Currently, those in Ashley County who want a COVID-19 vaccine who don’t work for the school system only have one place to go.
“They need to call Gammell’s Pharmacy and get on the waiting list,” said Ashley County Health Units Administrator Tammy Cook.
“They are the only ones in the county who are providing it.”
That may soon change as the state’s allocation of the vaccines increases from federal sources. Cook said the health units may have the vaccines in hand — and thus in residents’ arms — soon.
“They told us that hopefully within a couple of weeks that we should get the vaccines,” Cook said. “We have been getting our forms and papers ready, and getting things ready.”
The availability may increase locally for another reason.

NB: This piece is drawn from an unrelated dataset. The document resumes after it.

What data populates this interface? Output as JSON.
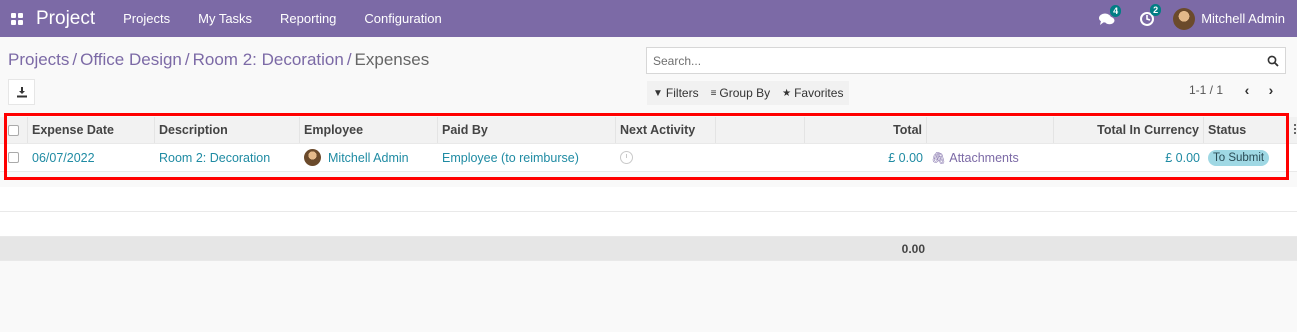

Gov. Asa Hutchinson announced Feb. 2 that as a federally-approved provider for the COVID vaccine, Walmart pharmacies in the state will receive approximately 10,000 doses beginning Feb. 11.
Those doses will be distributed across 60 stores in Arkansas, he said, though he did not specify how stores would be chosen for distribution.
Along with the Walmart announcement, Hutchinson said he learned Tuesday that the state would receive an additional five percent increase to the vaccine supply in coming weeks.
“We have been assured that supply chain will be good for three weeks for planning purposes,” Hutchinson said. “That is very helpful as we plan how we can allocate those vaccines in a fair way.”
State Secretary of Health Dr. Jose Romero also said Tuesday that a third vaccine — developed by Johnson and Johnson — would likely soon be approved. Unlike the Pfizer and Moderna vaccines already on the market, the Johnson and Johnson product only requires one shot, he said.
As of Feb. 2, approximately 318,400 people in Arkansas had received a vaccine.
Rolling into the second month of the vaccine program, the state is seeing some progress against the virus. Tuesday saw 16,331 active cases of the virus reported and 869 people hospitalized in connection with COVID.
While those numbers are still significant, Hutchinson pointed out that the number of hospitalizations in the state had not been that low since November.
The number of active cases recorded in Ashley County also declined over the last week, to 90, though the number of deaths associated with the virus also increased to 27.
Hutchinson said the number of deaths the state has seen — 4,939 as of Tuesday — is “a constant reminder that we all have responsibilities.”
The responsibilities he alluded to include what state officials have dubbed “the three W’s” — wearing a mask, washing your hands and watching your personal distance.
Romero likewise emphasized those responsibilities as key to keeping the trend of cases continuing downward.
“I want to remind everyone that even though we are making improvements, it is not the time to back off of the three things we think are most important for physical mitigation,” he said.
“That is what is going to bring this under control and bring down the variants.”
If variant strains of COVID-19 make it into the area, they will take control and become the dominant strain, Romero said.
And that is why people need to get vaccinated while still practicing the three W’s, he said.
“We are only going to be able to get past this pandemic if we have enough immunity,” Romero said.
Approximately 26.4 million people in the United States have been diagnosed with COVID-19.